By applying a combination of feminist political ecology and vulnerability theory, aspects relating to gender, power structures, resource access, division of labor, and politics of place are captured. Based on these aspects, which are central for gender differentiated vulnerability, two case studies are performed in rural Costa Rica. These are selected so that an intersection between gender, ethnicity, age, and role in household (whether one is a head or a member of a household) can be analyzed, thus avoiding the binary categorization of women and men that has been too common within mainstream gender analysis of climate change thus far. What capacities different social groups have is captured with oral history interviews, and the result analyzed by looking at different types of capitals, which taken together allows for an examination of possible gendered implications. An analysis of the capacity to cope and adapt to those climatic events one is exposed to is furthermore enabled.

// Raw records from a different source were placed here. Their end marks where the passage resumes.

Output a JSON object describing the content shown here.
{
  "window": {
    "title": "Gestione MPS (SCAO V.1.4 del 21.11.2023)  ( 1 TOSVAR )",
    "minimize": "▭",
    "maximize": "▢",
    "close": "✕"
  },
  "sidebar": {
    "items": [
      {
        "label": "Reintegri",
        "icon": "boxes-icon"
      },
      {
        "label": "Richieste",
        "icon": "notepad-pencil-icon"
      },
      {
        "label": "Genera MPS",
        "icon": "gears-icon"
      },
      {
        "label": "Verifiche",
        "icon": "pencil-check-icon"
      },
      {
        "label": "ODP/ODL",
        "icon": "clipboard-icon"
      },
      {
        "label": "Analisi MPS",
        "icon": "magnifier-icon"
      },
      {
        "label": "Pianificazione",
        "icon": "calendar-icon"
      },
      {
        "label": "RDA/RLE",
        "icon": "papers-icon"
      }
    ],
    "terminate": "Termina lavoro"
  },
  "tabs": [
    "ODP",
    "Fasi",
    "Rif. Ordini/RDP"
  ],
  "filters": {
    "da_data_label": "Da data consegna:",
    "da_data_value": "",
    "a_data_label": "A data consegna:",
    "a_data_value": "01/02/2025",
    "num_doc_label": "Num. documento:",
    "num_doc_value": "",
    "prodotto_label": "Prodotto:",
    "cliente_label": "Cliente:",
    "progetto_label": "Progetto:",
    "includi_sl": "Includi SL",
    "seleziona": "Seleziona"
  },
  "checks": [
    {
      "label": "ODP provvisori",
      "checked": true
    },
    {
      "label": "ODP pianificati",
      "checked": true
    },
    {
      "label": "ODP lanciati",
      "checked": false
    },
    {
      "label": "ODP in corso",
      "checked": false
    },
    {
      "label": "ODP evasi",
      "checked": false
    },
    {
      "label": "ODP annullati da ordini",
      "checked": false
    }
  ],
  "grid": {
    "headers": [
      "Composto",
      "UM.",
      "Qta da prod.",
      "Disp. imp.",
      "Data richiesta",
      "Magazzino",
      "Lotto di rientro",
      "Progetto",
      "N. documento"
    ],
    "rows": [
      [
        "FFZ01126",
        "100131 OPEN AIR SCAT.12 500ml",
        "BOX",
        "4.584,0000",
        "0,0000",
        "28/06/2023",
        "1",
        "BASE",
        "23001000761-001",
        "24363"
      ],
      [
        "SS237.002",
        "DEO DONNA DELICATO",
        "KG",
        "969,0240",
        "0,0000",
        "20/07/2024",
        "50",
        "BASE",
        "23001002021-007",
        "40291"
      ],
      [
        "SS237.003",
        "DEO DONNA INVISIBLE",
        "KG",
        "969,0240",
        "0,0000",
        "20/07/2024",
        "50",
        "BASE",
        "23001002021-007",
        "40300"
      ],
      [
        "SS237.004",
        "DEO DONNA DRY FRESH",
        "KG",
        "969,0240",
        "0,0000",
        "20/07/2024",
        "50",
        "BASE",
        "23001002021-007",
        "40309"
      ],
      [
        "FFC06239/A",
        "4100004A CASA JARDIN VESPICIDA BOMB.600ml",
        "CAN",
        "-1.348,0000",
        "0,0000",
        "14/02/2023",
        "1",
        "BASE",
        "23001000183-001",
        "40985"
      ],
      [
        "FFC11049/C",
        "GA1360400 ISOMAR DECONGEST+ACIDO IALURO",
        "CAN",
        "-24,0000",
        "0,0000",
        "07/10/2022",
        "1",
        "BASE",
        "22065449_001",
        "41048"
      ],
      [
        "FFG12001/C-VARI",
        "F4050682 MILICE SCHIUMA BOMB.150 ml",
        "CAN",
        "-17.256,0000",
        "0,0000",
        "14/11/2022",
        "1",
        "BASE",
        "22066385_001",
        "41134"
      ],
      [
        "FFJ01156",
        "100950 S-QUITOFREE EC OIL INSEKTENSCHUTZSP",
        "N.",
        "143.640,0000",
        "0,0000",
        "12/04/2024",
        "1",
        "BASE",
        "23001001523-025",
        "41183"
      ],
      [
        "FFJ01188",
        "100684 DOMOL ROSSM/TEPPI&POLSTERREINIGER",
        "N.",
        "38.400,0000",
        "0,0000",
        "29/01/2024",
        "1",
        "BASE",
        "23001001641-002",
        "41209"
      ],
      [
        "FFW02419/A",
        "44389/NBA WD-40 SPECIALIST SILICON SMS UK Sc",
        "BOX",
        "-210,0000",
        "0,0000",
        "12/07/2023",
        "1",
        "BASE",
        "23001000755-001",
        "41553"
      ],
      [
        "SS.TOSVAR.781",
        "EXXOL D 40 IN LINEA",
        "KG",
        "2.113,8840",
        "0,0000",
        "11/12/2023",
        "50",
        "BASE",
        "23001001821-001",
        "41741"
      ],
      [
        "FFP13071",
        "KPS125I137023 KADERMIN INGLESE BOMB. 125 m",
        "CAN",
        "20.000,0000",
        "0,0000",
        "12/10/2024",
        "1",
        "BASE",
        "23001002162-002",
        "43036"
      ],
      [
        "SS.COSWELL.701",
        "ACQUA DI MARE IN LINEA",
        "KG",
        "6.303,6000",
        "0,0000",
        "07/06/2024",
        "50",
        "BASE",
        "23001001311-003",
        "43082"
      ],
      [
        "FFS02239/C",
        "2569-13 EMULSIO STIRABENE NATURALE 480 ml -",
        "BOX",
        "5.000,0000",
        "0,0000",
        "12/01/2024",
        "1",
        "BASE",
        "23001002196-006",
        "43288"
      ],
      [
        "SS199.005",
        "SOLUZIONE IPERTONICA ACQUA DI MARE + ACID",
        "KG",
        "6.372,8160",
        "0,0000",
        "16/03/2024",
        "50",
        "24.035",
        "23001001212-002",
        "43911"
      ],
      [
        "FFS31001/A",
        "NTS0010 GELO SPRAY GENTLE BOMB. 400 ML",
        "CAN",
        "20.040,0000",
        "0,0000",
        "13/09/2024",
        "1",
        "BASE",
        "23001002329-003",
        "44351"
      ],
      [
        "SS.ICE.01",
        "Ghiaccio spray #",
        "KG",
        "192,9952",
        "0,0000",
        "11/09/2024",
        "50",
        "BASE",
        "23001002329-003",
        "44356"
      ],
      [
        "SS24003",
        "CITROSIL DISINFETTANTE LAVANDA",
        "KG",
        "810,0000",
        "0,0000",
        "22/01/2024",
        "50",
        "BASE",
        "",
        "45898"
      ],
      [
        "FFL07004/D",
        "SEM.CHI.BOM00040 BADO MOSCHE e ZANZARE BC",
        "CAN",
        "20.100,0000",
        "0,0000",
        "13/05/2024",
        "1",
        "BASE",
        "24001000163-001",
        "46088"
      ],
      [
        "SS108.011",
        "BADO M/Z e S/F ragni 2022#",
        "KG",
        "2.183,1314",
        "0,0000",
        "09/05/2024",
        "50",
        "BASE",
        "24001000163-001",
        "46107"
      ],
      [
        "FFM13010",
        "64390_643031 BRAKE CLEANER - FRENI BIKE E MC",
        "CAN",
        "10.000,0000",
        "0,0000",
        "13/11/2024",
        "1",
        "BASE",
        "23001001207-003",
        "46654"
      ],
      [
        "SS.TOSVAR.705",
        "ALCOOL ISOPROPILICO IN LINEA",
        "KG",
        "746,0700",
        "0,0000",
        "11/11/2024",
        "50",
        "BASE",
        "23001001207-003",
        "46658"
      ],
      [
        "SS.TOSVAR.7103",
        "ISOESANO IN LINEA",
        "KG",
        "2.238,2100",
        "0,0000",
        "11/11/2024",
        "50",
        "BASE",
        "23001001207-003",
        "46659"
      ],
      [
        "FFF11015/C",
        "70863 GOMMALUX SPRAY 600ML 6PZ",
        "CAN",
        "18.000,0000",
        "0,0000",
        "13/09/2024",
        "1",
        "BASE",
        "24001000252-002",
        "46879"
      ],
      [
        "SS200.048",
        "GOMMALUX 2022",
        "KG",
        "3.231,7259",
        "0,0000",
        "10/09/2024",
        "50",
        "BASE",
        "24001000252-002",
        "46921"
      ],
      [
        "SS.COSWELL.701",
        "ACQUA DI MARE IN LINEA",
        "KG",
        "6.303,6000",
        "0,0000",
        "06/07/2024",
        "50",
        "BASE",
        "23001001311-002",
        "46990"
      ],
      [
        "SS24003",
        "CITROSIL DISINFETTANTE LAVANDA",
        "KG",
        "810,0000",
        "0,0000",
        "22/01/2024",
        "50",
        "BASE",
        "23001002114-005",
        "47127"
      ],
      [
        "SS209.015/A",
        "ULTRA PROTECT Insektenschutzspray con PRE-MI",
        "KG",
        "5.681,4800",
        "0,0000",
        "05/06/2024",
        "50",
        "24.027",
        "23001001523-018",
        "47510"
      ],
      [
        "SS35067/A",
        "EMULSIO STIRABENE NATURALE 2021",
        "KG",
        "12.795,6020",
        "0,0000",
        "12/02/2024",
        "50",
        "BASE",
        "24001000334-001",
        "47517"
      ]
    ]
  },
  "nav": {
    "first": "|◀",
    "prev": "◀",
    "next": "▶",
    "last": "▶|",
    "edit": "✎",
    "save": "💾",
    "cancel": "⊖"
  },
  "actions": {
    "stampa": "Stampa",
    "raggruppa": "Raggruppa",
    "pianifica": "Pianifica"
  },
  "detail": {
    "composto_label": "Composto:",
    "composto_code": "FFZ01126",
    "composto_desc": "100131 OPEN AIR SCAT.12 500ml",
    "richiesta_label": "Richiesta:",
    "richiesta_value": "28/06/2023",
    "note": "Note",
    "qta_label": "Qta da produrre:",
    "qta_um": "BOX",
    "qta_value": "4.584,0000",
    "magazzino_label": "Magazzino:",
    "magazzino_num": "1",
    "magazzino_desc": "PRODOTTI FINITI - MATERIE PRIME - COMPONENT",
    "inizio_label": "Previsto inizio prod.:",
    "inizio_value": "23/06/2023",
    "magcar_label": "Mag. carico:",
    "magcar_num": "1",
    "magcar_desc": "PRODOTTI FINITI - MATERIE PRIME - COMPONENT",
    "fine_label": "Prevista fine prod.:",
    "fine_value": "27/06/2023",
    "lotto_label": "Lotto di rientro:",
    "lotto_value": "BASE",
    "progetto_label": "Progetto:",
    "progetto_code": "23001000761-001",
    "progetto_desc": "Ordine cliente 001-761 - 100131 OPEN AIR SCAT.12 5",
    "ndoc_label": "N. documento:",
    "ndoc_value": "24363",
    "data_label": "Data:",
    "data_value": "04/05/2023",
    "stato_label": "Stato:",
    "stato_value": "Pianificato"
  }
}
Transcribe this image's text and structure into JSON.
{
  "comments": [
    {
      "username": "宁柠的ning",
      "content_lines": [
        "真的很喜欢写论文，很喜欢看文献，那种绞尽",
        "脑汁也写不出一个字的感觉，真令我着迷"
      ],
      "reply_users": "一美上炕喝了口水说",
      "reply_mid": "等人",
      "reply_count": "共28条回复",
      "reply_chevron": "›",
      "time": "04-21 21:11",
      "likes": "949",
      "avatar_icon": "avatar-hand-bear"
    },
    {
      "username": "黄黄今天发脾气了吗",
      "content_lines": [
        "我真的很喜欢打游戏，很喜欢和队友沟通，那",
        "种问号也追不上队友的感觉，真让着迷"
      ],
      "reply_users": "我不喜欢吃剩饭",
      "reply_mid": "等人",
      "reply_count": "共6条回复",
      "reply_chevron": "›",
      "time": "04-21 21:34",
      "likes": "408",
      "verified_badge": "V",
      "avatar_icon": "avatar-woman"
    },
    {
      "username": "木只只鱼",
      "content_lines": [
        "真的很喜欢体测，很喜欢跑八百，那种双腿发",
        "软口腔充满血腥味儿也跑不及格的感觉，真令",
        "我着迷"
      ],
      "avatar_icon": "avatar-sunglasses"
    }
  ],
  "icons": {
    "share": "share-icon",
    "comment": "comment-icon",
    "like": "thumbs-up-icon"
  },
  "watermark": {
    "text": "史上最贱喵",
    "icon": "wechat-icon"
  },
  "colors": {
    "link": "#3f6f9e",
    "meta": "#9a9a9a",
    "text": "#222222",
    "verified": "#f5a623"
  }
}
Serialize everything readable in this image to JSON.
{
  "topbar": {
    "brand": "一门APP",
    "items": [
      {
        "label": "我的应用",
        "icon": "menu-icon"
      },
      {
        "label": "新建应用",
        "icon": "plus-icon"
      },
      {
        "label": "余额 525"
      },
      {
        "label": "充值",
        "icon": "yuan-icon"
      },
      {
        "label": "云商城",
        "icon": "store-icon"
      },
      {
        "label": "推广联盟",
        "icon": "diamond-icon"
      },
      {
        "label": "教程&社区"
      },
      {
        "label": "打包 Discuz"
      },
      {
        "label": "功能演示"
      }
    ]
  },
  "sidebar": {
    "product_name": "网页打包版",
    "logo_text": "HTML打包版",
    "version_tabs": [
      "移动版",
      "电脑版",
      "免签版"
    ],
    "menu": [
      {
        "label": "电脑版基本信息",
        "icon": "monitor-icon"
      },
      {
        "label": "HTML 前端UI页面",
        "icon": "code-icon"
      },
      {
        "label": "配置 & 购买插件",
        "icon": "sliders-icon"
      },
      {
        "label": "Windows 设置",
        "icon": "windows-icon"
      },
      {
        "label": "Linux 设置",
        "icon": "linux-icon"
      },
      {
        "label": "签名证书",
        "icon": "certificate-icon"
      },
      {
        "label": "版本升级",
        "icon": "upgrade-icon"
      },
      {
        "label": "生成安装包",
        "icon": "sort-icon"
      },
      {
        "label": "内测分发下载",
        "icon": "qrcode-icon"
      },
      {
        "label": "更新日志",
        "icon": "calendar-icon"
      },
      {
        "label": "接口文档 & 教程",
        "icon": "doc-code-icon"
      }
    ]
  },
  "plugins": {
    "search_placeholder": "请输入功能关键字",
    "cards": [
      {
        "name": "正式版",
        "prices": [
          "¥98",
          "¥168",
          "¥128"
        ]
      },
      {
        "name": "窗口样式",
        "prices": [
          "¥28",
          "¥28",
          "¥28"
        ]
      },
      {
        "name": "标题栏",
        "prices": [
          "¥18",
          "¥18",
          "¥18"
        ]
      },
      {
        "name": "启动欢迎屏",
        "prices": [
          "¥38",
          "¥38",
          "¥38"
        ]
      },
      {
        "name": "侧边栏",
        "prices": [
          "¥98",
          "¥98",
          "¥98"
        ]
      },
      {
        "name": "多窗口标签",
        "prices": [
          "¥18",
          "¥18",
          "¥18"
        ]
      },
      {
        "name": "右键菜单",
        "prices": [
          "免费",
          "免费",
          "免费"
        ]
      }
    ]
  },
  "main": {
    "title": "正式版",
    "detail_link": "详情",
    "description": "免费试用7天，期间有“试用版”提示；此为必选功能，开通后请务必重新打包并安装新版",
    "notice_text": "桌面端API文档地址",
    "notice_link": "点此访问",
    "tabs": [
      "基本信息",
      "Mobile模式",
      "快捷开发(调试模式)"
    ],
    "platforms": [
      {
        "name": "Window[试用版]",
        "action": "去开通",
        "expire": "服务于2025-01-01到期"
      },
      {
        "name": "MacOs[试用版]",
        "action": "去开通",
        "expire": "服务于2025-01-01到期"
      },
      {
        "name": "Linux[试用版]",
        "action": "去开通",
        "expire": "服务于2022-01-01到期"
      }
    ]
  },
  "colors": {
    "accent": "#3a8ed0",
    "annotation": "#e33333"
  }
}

Thus, a better understanding of how different social groups ́ power positions interact can be achieved, increasing the possibilities of reaching a more equal and less vulnerable society.

House in Cambodia

Photo: Lisa Segnestam / SEI.